## Assignment
Restate the records in full, keeping every word as it is.

## Task input

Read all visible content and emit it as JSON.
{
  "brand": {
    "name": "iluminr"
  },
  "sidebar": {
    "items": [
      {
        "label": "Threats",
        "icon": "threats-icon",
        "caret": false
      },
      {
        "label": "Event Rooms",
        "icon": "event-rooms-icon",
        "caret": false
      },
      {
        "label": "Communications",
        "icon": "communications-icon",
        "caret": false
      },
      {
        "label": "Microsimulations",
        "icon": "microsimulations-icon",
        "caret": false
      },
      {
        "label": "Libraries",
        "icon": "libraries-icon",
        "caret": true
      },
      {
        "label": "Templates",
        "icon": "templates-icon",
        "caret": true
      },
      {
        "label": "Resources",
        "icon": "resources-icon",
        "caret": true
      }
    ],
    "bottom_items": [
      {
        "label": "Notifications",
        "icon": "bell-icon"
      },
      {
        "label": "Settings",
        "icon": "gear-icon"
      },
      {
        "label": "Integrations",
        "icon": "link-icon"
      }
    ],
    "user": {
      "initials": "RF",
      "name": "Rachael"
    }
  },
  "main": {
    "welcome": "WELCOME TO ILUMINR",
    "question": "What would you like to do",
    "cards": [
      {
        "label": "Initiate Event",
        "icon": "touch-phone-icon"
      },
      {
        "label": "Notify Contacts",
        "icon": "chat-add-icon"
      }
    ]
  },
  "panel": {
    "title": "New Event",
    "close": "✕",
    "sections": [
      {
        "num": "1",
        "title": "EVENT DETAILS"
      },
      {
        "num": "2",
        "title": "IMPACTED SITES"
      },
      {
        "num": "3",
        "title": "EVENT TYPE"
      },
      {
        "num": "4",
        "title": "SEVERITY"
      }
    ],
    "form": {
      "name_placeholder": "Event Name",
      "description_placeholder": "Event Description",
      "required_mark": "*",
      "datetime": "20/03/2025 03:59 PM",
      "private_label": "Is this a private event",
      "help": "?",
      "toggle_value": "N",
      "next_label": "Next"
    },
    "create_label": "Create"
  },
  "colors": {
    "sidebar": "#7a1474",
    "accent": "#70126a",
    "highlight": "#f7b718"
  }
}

## Reply
Read all visible content and emit it as JSON.
{
  "brand": {
    "name": "iluminr"
  },
  "sidebar": {
    "items": [
      {
        "label": "Threats",
        "icon": "threats-icon",
        "caret": false
      },
      {
        "label": "Event Rooms",
        "icon": "event-rooms-icon",
        "caret": false
      },
      {
        "label": "Communications",
        "icon": "communications-icon",
        "caret": false
      },
      {
        "label": "Microsimulations",
        "icon": "microsimulations-icon",
        "caret": false
      },
      {
        "label": "Libraries",
        "icon": "libraries-icon",
        "caret": true
      },
      {
        "label": "Templates",
        "icon": "templates-icon",
        "caret": true
      },
      {
        "label": "Resources",
        "icon": "resources-icon",
        "caret": true
      }
    ],
    "bottom_items": [
      {
        "label": "Notifications",
        "icon": "bell-icon"
      },
      {
        "label": "Settings",
        "icon": "gear-icon"
      },
      {
        "label": "Integrations",
        "icon": "link-icon"
      }
    ],
    "user": {
      "initials": "RF",
      "name": "Rachael"
    }
  },
  "main": {
    "welcome": "WELCOME TO ILUMINR",
    "question": "What would you like to do",
    "cards": [
      {
        "label": "Initiate Event",
        "icon": "touch-phone-icon"
      },
      {
        "label": "Notify Contacts",
        "icon": "chat-add-icon"
      }
    ]
  },
  "panel": {
    "title": "New Event",
    "close": "✕",
    "sections": [
      {
        "num": "1",
        "title": "EVENT DETAILS"
      },
      {
        "num": "2",
        "title": "IMPACTED SITES"
      },
      {
        "num": "3",
        "title": "EVENT TYPE"
      },
      {
        "num": "4",
        "title": "SEVERITY"
      }
    ],
    "form": {
      "name_placeholder": "Event Name",
      "description_placeholder": "Event Description",
      "required_mark": "*",
      "datetime": "20/03/2025 03:59 PM",
      "private_label": "Is this a private event",
      "help": "?",
      "toggle_value": "N",
      "next_label": "Next"
    },
    "create_label": "Create"
  },
  "colors": {
    "sidebar": "#7a1474",
    "accent": "#70126a",
    "highlight": "#f7b718"
  }
}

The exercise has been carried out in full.